Goal of the exercise
From the entries below, report only the number of lines that contain the word "JSON".

Material supplied
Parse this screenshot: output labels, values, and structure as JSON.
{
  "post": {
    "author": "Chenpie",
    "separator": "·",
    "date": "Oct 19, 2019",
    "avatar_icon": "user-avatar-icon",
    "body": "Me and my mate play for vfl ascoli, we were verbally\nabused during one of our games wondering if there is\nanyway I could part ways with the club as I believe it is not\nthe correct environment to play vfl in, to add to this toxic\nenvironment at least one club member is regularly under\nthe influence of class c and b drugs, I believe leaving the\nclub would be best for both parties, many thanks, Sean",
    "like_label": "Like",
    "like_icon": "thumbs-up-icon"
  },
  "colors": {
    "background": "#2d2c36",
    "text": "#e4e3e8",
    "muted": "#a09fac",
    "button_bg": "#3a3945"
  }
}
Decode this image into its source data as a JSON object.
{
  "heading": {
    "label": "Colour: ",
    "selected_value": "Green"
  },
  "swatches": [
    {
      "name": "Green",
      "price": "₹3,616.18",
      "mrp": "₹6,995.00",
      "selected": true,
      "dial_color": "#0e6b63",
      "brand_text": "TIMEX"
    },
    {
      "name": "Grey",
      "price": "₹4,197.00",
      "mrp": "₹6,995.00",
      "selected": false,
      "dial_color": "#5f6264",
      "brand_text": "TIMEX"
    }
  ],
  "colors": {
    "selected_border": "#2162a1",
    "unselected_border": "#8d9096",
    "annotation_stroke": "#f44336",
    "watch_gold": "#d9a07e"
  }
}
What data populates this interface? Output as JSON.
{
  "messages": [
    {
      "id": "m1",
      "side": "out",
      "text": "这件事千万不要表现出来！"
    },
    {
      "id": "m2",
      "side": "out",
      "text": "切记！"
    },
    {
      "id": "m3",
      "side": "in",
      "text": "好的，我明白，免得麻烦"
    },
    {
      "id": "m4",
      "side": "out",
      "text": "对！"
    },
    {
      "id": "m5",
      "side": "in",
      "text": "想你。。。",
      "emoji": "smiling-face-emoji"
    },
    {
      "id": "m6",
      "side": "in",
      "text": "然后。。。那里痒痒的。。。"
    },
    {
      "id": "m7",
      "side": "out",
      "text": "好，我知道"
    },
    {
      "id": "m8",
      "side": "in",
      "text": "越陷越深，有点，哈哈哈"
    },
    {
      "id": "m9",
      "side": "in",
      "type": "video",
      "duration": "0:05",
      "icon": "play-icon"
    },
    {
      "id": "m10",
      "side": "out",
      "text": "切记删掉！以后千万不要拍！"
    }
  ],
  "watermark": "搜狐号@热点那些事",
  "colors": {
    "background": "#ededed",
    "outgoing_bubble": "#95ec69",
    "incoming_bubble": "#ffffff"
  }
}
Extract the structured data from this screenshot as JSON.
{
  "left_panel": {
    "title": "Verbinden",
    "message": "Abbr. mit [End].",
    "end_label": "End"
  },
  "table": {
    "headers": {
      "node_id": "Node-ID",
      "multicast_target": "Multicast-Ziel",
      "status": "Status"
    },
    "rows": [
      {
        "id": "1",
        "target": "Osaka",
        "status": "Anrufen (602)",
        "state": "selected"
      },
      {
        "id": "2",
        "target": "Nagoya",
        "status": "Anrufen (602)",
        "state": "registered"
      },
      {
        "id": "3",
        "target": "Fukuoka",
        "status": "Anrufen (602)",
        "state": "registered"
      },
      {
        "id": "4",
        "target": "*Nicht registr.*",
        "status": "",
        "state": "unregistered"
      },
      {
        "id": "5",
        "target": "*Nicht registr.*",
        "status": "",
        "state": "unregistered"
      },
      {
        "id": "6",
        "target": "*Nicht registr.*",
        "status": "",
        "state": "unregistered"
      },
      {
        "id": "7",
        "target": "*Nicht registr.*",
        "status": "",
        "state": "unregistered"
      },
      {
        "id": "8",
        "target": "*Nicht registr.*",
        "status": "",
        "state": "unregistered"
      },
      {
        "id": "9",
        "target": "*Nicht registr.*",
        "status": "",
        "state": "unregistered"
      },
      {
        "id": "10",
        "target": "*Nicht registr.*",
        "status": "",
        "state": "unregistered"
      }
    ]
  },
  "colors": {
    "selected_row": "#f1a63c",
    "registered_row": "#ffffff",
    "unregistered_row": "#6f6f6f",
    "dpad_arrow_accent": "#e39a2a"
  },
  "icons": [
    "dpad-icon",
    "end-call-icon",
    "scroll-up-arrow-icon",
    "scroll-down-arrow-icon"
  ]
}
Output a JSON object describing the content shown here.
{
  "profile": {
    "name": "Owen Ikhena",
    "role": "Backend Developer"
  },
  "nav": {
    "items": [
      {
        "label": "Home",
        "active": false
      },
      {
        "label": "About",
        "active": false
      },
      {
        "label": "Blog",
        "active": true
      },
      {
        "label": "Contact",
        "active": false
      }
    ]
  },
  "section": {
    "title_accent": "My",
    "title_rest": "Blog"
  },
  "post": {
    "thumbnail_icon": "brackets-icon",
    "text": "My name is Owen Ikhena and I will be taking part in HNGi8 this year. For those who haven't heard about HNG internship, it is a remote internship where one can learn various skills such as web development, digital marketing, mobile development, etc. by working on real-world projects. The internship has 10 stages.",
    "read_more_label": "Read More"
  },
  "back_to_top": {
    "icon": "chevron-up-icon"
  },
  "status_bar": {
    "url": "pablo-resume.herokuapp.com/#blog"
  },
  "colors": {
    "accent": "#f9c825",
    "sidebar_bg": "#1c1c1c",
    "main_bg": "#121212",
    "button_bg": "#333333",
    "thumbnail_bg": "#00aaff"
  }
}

Solution
5